IT security and control firm Sophos has reported on its blog that webpages of the US Consulate General in Saint Petersburg, Russia, were compromised by hackers earlier this week. The infected pages have since been cleaned up.
The attack was part of a larger campaign by cybercriminals in which vulnerable web servers were targeted. This resulted in more than 400 webpages around the world being infected over the last week. The majority of the compromised pages were hosted in Russia.
“This latest attack highlights the fact that no organization is immune from infection, and that no matter what the size of the company, it must defend its webpages fully to avoid being stung,” said Fraser Howard, principal virus researcher at SophosLabs. “The hackers have reeled in a big fish on this occasion and will no doubt be very pleased with their catch of the day. Unfortunately, while high profile sites such as the US Consulate can be cleaned up quickly, we are seeing a dangerous number of companies that are failing to act responsibly to retain the sanctity of their sites.”
By retrieving a copy of one of the infected Consulate pages from an internet cache, Sophos experts were able to identify that the cybercriminals had planted malicious code known as Mal/ObfJS-C, that then attempted to load further malware from a remote server. This malware includes an additional malicious script that attempts to exploit several browser vulnerabilities in order to install a Trojan horse that could be used to steal business critical data and personal details.
Sophos recently published a technical paper by Fraser Howard providing an overview of modern malware that uses the web to attack victims. Example attacks are used to illustrate some of the tricks and techniques used by hackers.
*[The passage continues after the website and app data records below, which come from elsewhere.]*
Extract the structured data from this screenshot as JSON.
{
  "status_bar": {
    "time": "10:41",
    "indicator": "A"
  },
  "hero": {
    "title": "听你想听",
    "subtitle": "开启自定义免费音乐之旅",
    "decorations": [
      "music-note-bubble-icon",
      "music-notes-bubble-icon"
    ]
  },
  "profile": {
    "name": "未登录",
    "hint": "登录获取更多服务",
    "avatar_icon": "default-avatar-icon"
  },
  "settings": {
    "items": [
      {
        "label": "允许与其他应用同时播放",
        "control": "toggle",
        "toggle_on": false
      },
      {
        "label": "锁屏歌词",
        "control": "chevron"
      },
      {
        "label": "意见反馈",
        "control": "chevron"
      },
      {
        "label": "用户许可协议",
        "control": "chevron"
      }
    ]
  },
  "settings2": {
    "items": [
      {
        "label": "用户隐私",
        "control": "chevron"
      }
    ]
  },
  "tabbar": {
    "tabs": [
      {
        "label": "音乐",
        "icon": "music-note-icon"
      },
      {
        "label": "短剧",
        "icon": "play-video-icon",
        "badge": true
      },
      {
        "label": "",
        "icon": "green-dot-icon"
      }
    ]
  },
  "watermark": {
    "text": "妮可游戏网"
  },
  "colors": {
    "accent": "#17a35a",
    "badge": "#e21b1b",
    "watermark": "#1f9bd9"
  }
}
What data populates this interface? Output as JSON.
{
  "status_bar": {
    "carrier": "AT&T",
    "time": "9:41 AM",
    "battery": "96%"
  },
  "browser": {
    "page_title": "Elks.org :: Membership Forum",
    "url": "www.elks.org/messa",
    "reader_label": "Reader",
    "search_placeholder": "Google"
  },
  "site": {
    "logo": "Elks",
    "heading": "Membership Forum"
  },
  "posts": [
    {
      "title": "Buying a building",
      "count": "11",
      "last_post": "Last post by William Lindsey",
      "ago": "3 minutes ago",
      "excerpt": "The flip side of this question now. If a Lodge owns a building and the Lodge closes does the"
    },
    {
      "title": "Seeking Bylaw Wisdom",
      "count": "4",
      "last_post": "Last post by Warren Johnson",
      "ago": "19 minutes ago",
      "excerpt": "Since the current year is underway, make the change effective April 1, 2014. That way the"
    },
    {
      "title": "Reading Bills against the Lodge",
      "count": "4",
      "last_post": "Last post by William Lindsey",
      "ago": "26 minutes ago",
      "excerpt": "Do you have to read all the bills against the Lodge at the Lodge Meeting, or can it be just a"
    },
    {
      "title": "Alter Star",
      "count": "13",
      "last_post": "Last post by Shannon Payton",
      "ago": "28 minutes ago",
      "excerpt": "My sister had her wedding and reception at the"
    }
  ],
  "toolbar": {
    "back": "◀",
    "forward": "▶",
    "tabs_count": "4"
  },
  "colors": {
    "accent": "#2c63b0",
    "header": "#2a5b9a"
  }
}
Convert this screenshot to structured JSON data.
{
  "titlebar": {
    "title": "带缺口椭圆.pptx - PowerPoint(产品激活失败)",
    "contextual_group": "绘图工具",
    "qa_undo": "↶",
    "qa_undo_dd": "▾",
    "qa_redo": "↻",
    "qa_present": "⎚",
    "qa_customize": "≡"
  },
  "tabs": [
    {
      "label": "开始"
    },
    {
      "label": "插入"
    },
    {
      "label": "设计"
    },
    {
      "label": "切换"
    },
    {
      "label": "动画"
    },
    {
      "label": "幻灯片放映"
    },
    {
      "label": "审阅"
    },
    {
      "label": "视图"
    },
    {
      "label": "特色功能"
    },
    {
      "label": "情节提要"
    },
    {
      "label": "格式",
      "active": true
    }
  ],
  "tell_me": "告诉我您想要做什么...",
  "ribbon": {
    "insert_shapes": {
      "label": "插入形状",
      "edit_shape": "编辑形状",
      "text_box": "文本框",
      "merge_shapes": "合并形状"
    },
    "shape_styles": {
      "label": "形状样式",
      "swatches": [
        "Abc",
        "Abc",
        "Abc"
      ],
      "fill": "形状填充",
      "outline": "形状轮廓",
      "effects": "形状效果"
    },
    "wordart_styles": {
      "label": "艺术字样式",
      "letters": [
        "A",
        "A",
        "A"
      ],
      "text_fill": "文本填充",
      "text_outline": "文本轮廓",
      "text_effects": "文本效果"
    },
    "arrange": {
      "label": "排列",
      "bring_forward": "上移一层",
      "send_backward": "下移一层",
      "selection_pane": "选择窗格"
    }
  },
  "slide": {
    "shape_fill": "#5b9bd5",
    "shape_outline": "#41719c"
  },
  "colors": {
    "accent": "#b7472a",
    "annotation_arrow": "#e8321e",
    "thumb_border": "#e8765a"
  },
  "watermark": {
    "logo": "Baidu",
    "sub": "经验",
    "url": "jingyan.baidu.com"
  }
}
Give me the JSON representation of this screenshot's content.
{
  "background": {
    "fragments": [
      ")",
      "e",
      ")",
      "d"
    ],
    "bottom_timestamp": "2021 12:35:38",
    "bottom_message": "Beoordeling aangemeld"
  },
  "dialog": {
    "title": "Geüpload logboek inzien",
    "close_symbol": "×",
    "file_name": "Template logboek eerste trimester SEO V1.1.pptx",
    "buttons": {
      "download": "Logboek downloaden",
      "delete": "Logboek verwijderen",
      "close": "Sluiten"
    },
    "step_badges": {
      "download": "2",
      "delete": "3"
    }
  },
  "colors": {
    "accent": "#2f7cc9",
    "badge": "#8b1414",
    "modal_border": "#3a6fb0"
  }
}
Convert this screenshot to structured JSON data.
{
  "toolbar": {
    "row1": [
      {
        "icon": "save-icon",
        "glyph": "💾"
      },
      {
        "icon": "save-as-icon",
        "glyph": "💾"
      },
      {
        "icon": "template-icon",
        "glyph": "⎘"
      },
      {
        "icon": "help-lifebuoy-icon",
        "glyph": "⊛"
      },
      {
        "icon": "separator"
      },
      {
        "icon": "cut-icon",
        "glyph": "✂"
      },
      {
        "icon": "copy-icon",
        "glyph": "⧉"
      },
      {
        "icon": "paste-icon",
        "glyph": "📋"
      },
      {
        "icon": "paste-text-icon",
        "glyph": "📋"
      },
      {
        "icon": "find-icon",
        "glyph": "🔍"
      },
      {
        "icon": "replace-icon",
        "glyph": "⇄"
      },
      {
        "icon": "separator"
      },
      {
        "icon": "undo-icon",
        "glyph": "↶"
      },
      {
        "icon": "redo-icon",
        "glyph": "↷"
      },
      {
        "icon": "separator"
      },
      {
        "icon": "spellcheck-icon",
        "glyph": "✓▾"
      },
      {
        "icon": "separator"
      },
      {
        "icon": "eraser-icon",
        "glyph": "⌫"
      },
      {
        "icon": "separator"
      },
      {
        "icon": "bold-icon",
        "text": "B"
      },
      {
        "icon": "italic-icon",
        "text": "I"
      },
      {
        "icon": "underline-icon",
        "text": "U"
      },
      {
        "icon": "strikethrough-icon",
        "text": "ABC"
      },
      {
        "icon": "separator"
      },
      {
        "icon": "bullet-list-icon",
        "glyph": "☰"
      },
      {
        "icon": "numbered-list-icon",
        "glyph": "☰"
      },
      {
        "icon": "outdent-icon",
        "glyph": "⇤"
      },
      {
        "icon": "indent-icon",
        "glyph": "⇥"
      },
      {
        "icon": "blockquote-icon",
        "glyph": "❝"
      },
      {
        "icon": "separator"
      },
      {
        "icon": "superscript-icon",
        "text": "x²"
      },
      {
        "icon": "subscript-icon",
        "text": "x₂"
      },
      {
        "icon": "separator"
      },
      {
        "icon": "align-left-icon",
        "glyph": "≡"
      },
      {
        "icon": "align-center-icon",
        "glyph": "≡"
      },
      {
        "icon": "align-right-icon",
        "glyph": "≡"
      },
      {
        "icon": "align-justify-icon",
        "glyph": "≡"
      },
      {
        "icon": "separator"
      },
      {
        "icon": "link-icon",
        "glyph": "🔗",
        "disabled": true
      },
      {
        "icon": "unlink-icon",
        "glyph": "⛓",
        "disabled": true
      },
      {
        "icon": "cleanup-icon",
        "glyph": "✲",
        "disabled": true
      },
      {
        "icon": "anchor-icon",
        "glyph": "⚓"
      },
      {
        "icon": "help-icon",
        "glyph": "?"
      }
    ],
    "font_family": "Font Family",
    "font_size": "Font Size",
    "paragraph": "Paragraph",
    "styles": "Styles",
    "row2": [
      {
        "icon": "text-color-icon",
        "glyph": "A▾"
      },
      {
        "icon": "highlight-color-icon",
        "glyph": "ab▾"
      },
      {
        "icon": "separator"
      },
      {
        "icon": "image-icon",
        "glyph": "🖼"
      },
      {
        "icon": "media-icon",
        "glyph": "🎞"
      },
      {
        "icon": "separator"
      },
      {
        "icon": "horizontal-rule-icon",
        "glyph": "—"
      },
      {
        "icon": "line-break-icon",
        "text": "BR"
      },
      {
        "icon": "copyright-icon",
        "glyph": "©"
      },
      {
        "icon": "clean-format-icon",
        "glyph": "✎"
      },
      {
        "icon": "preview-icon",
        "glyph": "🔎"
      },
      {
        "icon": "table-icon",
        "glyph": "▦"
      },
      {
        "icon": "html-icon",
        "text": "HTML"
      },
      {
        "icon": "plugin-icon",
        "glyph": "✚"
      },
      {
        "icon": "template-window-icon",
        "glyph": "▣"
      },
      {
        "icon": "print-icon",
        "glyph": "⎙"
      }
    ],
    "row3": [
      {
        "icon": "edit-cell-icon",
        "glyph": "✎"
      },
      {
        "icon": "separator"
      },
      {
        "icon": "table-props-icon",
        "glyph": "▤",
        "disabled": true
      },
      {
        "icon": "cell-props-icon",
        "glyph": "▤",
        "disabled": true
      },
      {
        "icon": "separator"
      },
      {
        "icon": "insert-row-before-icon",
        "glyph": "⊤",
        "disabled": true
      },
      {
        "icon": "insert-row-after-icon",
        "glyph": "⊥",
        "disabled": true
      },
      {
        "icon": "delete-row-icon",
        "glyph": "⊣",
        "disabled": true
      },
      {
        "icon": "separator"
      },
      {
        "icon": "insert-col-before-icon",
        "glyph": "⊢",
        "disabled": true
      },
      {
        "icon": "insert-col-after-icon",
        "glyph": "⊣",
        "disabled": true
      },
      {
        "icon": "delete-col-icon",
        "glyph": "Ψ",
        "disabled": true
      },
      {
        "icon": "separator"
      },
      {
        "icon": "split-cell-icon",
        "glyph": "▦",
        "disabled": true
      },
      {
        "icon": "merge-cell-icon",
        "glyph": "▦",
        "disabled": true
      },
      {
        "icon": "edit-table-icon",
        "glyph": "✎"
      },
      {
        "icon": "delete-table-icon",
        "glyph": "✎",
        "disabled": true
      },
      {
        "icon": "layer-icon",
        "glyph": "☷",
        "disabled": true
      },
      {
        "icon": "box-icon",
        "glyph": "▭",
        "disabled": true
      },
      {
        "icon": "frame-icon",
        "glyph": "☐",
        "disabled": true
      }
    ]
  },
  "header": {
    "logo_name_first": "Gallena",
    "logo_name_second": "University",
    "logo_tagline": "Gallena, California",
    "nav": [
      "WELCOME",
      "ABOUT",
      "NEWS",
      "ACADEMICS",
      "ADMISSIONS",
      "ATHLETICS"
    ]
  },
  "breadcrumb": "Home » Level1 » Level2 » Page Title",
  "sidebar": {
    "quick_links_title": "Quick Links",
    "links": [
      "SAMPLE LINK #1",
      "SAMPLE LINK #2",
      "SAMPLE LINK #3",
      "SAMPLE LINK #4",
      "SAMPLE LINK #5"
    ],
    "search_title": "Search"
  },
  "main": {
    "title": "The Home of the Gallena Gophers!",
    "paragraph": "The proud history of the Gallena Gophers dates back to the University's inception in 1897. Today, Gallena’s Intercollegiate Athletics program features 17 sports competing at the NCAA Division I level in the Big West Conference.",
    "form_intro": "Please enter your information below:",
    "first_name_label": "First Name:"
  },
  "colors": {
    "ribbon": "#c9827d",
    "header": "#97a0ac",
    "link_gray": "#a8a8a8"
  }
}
The roles of “attack sites” and compromised sites are discussed together with some of the technologies that can be used to provide protection.